Return, from the material below, each line in which "true" occurs.

▸ DATA SUPPLIED
*** Begin section ***

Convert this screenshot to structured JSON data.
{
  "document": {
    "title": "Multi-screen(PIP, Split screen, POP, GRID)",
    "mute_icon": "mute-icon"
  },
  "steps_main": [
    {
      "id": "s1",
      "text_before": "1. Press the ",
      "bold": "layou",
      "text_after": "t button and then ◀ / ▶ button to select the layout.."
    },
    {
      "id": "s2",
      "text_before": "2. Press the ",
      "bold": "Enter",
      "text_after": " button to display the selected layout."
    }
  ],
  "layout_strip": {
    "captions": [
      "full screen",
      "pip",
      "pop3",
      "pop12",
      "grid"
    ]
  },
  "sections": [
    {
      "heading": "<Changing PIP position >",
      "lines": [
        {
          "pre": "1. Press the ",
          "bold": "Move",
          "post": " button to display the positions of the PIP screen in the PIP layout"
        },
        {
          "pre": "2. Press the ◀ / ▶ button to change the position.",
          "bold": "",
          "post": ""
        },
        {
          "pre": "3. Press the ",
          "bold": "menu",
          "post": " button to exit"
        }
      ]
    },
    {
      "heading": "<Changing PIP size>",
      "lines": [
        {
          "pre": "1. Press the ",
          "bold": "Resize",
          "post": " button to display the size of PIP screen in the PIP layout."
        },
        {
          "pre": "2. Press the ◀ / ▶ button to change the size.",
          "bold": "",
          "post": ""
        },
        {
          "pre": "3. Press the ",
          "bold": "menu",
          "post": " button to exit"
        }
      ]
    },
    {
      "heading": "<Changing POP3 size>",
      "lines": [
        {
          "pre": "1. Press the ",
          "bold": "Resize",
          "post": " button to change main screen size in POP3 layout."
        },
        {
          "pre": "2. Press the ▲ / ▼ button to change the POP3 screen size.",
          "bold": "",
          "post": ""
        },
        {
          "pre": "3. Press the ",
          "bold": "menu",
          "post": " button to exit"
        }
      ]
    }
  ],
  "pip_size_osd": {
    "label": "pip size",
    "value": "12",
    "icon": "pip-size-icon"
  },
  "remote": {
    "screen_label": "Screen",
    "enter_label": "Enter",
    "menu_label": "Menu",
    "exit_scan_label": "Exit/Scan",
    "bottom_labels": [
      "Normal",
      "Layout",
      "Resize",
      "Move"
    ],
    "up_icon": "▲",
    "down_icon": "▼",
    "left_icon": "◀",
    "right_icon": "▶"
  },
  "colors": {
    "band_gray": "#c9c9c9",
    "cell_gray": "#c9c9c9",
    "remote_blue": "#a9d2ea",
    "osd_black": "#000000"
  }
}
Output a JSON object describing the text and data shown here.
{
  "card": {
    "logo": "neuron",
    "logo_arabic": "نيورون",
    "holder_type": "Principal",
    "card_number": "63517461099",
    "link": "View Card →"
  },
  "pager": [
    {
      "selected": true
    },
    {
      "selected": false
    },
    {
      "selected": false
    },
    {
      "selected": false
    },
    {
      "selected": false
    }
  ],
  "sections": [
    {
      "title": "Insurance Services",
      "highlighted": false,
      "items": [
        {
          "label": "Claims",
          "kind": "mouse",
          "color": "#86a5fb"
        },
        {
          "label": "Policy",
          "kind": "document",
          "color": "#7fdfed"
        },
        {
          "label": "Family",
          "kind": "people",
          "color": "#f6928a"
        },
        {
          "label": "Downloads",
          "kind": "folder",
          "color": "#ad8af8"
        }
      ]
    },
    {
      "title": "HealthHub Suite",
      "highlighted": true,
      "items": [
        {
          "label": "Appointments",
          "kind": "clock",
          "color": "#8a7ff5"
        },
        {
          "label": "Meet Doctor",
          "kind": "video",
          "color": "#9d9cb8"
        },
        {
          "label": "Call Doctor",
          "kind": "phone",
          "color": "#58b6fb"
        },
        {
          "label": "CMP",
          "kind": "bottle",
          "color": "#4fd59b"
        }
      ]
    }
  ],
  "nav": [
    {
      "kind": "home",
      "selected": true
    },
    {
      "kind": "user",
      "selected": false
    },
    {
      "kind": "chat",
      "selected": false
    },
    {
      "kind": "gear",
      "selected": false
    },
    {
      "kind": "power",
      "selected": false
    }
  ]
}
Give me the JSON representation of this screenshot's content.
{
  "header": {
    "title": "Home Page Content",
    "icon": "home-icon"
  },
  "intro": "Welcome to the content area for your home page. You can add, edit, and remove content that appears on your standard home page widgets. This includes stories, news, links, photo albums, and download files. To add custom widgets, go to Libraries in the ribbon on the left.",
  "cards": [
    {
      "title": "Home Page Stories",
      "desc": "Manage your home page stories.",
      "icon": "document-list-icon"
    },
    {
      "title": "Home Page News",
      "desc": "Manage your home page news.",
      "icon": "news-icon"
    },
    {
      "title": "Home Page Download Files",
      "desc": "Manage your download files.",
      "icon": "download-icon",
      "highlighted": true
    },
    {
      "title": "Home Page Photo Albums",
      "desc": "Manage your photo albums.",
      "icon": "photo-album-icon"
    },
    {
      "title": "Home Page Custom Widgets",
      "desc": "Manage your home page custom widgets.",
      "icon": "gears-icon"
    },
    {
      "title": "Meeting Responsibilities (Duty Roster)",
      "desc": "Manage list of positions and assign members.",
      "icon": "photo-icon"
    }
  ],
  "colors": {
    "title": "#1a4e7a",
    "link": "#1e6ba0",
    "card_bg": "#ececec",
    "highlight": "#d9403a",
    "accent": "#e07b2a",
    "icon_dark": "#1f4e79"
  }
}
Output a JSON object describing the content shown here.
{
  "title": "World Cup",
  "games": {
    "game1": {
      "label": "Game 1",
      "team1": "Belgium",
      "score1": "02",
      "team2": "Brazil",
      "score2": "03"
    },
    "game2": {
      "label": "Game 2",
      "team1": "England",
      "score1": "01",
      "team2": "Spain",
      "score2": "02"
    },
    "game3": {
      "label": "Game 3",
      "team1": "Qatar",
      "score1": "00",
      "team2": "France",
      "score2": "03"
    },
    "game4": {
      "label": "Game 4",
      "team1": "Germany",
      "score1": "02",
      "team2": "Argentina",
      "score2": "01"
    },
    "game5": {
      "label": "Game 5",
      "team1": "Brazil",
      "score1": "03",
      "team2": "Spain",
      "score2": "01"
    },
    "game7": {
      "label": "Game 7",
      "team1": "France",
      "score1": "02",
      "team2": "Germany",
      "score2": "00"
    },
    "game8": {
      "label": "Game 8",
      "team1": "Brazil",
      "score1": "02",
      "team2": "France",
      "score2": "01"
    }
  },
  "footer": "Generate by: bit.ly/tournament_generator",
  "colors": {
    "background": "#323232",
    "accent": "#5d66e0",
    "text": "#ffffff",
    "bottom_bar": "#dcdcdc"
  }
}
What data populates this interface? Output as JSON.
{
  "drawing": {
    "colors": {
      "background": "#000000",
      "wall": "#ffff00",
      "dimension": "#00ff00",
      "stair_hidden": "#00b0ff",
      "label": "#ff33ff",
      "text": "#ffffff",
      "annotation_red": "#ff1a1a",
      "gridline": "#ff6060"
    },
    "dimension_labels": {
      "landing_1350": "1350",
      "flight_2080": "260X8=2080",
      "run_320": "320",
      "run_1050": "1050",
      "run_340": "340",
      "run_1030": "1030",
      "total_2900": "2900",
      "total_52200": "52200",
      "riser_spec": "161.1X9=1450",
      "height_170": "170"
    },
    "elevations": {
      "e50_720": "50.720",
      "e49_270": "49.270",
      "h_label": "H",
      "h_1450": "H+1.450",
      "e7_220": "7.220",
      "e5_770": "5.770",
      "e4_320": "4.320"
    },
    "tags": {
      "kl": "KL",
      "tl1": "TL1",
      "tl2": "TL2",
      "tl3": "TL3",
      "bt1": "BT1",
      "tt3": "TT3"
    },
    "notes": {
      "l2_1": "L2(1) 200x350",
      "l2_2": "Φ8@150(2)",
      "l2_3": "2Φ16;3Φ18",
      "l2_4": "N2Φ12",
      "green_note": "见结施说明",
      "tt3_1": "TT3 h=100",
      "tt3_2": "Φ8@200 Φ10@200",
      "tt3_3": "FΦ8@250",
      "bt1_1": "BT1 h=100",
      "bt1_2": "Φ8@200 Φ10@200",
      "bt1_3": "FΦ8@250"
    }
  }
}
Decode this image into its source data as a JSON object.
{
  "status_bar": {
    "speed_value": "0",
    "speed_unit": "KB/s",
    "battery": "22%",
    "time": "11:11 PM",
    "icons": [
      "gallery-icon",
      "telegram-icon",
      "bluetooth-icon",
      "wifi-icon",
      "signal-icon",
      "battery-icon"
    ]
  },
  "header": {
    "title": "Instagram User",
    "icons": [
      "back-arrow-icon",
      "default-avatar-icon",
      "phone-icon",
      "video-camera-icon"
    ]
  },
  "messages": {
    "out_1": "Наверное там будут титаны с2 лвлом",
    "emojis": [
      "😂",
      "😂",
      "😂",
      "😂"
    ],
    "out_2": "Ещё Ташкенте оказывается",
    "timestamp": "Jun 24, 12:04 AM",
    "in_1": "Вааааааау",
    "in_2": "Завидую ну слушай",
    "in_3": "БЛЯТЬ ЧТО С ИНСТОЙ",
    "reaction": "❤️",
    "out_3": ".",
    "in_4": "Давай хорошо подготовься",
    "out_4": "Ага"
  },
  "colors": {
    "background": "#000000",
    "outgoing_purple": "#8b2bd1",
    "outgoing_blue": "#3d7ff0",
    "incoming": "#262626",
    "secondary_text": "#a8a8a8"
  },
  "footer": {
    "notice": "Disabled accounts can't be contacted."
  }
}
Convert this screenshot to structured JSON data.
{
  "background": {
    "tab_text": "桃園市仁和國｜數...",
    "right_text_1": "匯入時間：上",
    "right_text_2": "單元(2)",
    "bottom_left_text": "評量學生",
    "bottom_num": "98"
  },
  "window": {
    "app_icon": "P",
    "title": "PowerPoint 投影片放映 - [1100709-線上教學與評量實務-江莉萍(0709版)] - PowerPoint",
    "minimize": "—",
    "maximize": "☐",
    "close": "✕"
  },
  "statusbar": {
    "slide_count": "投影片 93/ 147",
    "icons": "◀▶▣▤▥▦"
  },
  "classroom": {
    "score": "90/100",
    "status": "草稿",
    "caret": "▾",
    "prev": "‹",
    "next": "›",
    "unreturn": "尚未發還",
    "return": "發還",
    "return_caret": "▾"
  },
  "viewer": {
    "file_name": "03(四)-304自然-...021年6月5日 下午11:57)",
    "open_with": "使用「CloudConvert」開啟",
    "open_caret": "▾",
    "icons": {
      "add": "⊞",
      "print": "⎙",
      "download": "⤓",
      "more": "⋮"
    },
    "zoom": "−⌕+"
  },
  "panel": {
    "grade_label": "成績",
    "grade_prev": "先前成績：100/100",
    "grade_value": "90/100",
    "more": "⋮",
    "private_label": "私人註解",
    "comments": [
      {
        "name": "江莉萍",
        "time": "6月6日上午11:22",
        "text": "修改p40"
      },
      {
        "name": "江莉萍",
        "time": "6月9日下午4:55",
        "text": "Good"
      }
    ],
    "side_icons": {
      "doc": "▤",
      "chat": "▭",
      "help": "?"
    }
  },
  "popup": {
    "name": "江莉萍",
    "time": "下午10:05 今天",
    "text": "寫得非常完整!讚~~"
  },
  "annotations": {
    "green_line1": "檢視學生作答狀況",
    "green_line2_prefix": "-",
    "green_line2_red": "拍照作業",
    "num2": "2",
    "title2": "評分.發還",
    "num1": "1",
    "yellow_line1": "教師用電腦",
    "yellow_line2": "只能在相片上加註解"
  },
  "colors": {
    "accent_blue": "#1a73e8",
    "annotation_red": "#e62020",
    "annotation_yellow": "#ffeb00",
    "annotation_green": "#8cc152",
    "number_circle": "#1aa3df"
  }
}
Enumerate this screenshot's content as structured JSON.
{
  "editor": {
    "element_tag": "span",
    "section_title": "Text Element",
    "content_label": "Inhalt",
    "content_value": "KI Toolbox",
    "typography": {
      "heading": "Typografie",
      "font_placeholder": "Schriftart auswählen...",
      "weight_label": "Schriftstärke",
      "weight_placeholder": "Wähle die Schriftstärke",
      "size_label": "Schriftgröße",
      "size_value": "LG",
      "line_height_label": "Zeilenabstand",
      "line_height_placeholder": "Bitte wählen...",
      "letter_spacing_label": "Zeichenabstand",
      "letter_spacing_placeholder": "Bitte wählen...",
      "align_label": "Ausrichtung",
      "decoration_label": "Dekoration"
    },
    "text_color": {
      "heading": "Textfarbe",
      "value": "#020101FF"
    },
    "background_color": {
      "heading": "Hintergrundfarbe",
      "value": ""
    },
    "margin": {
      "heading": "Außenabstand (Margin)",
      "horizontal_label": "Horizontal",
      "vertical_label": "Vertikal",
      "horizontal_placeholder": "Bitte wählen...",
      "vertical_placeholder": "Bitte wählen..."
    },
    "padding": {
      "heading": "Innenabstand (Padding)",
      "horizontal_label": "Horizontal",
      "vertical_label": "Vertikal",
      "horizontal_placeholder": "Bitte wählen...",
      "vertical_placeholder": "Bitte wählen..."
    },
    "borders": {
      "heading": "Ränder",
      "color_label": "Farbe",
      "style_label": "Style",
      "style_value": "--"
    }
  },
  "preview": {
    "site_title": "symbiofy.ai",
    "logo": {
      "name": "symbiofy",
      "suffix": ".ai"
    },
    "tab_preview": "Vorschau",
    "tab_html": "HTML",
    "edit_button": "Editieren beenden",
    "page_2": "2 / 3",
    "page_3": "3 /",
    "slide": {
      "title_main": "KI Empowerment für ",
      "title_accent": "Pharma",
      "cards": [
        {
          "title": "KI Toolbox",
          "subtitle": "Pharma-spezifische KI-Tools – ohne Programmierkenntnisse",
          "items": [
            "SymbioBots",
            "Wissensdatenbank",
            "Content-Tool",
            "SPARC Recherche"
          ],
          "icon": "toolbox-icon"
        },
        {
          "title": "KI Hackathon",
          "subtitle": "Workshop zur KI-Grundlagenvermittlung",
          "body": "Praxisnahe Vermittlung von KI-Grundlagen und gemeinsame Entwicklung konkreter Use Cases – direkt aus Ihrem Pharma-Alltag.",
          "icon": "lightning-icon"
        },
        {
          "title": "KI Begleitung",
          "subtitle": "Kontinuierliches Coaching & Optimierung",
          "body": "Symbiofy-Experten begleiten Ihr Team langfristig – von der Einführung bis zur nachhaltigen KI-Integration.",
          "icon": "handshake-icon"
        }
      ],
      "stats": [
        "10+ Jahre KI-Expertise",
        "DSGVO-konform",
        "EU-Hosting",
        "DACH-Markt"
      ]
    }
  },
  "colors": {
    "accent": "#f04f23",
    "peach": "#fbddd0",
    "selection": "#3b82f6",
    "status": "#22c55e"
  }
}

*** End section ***

▸ THE COMPLETED TASK
      "selected": true
      "highlighted": true,
      "selected": true
      "highlighted": true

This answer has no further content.